Thursday 20th May 2021
Do you have rental income from a house you own? Did you know that you need to declare it to the ‘tax man’?
If you own a property but are living in military accommodation and renting out the house you bought, there are a few things you should know.
For instance, you bought a house, then got posted too far away to make it a reasonable commute so renting out that house seems logical.
Did you know you have to declare rental income to the HMRC?
If your rental income is more than £1000 per year, you need to declare it. You can check on GOV.UK if this means you.
If you have been blissfully unaware of this until now and have been receiving income for a year or more, there is an amnesty scheme you can use.
Let Property Campaign
The ‘Let Property Campaign’ allows you to tell HMRC about your rental income and only pay a small fine (equating around 10-15% of the tax owing as opposed to the 100% owing if they find you by themselves).
What happens should you decide to sell your property?
Capital Gains Tax implications

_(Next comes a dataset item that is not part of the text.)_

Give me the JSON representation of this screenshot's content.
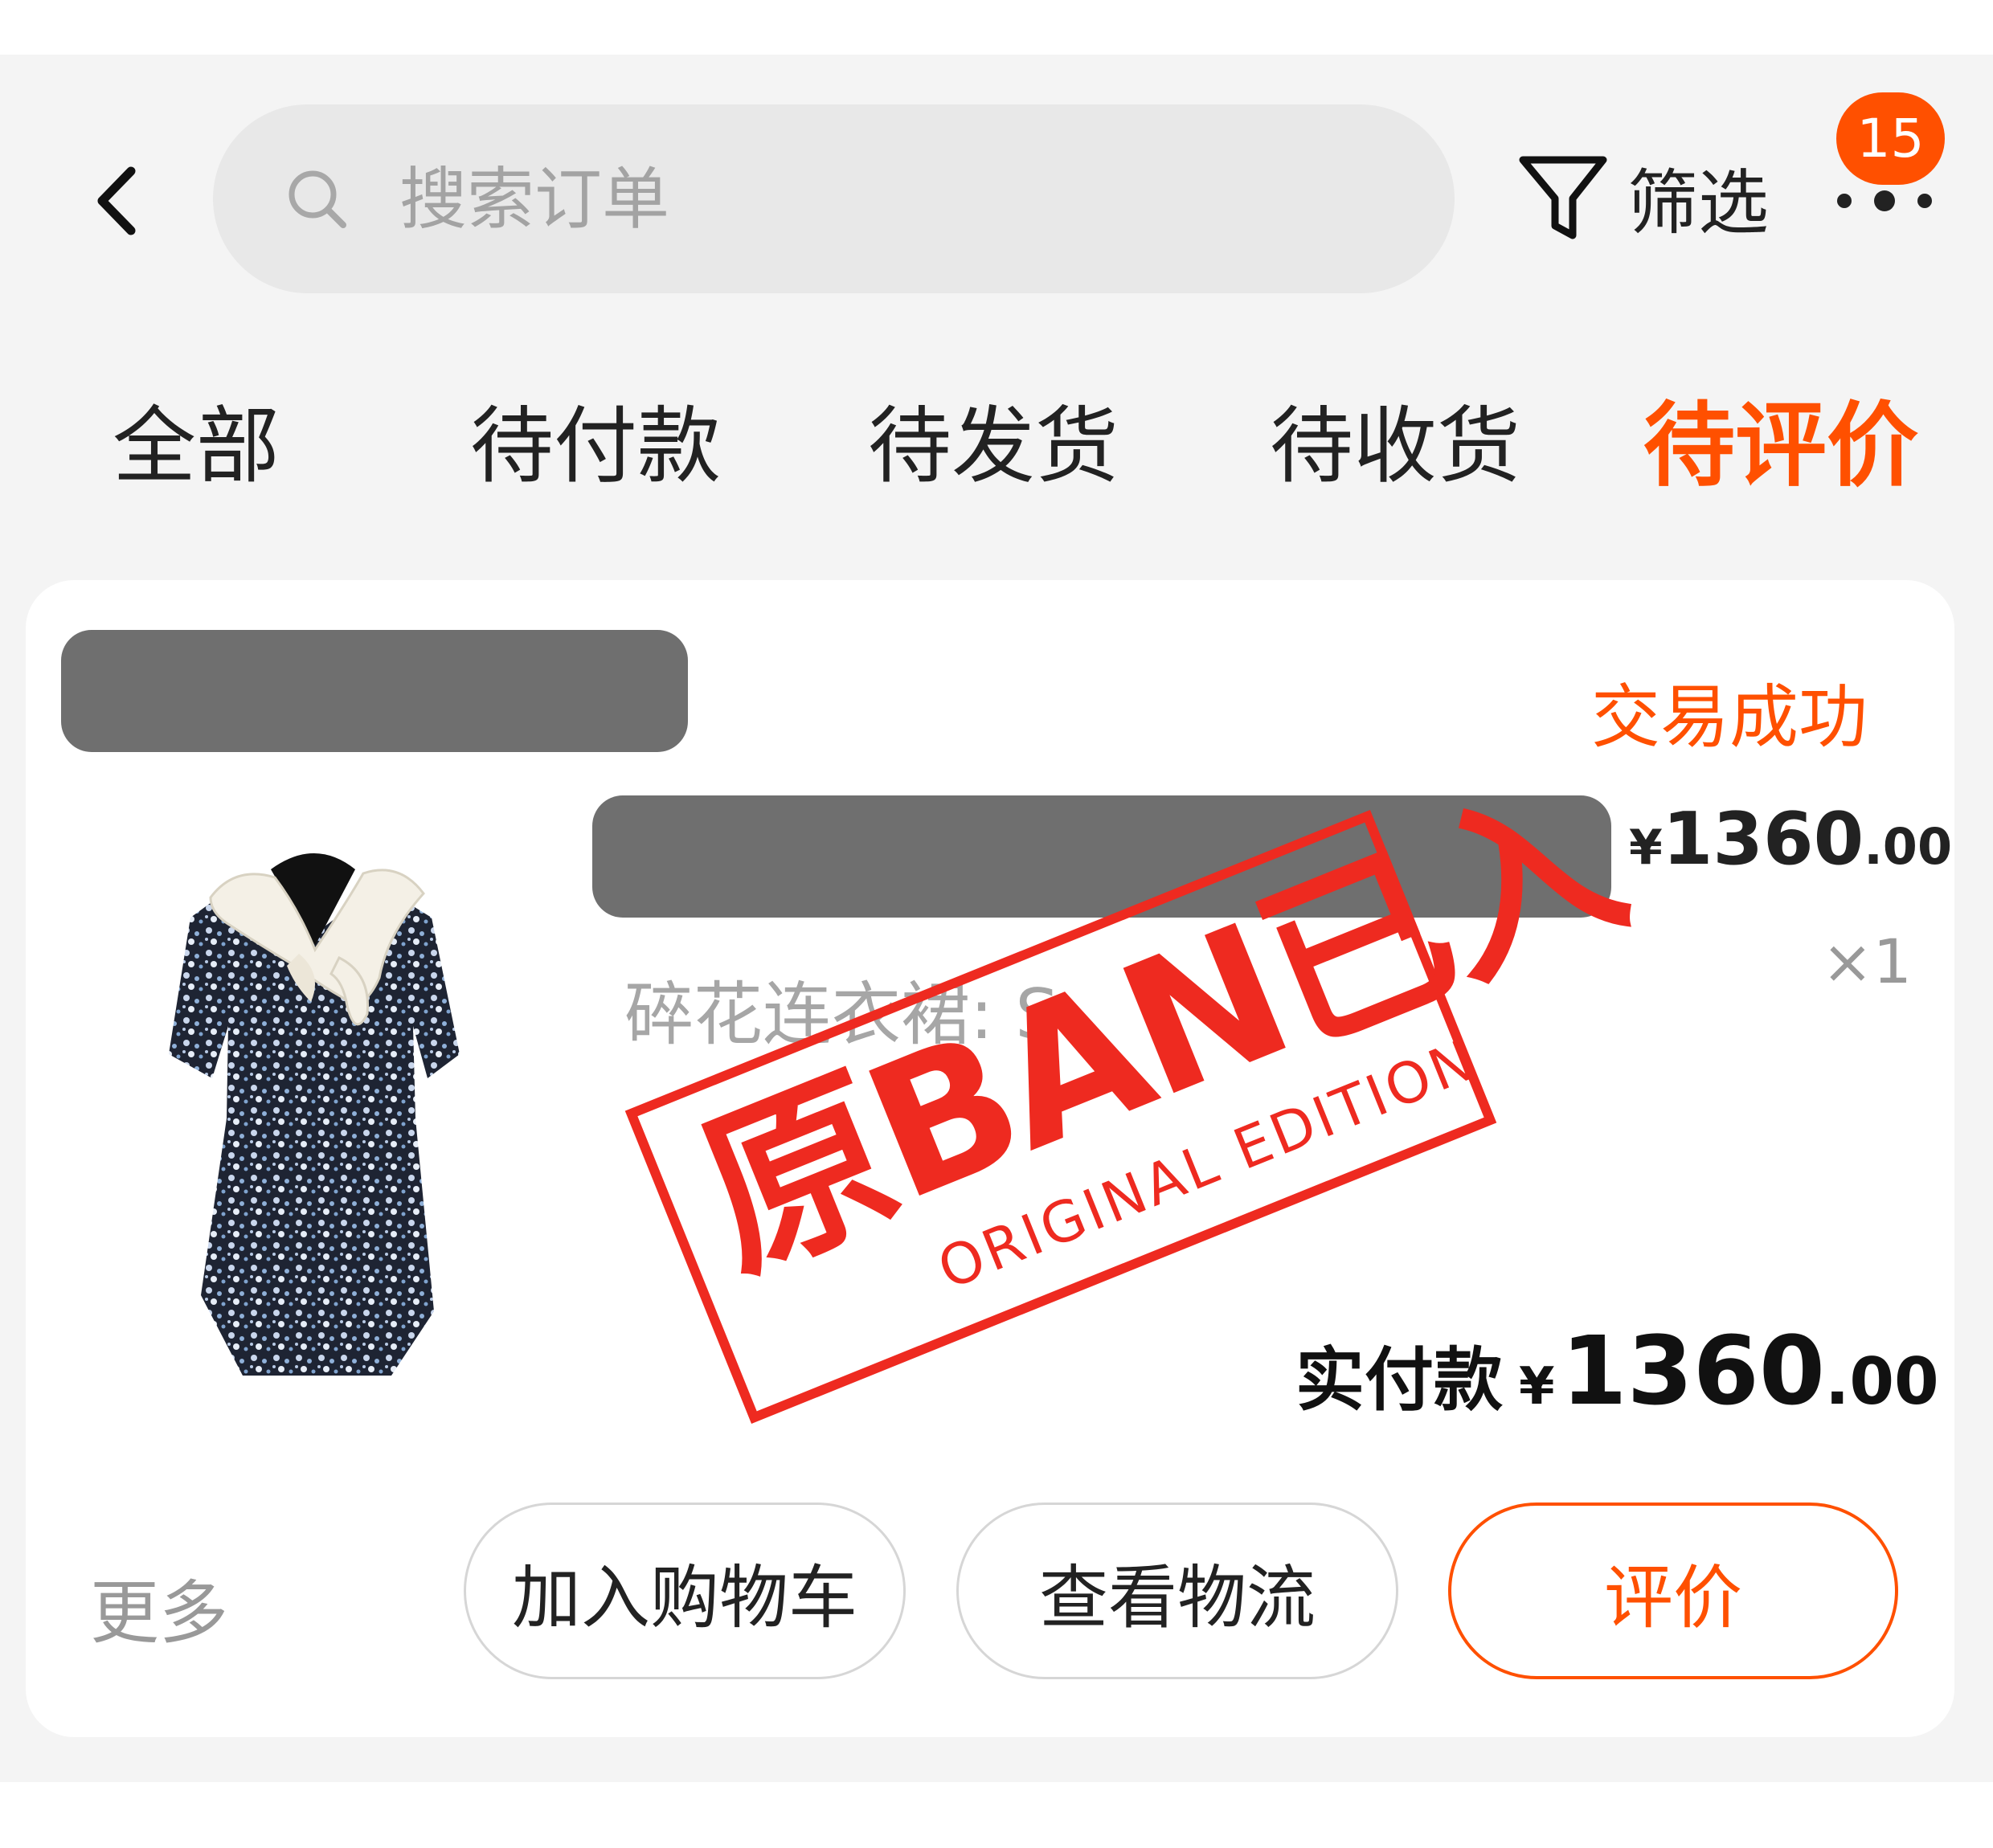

The good news is your military house falls under the ‘Job Related Accommodation’ (JRA) rule – meaning you don’t have to pay capital gains tax (CGT) on your privately owned property if you decide to sell it.
This rule exists because often Service personnel would really like to live in their own house but can’t because they are required elsewhere by the military. To do this, you need to write to HMRC to tell them that the house is your ‘primary residence’ for tax purposes (this will make it easier later on if you sell it as HMRC will already have a record of the situation).
This only applies to ONE privately owned property! If you decide to buy more properties to rent out, then the JRA rule would not apply to the additional properties and you will be liable to pay CGT on them when you sell.
The JRA rule also covers your spouse – even if they are non-military, so they will not have to pay any CGT on their share of a co-owned property.
Information on self-assessments for landlords
There is a lot of helpful information on the HMRC website about self-assessment for landlords. It’s fairly straightforward to complete yourself – unless you have an aversion to numbers in which case there are lots of friendly accountants who can help.
Article provided by Money Bee
This information is fairly broad and applicable to most people – but may not be applicable to you. If you want to double check, or have any other questions please email [email protected]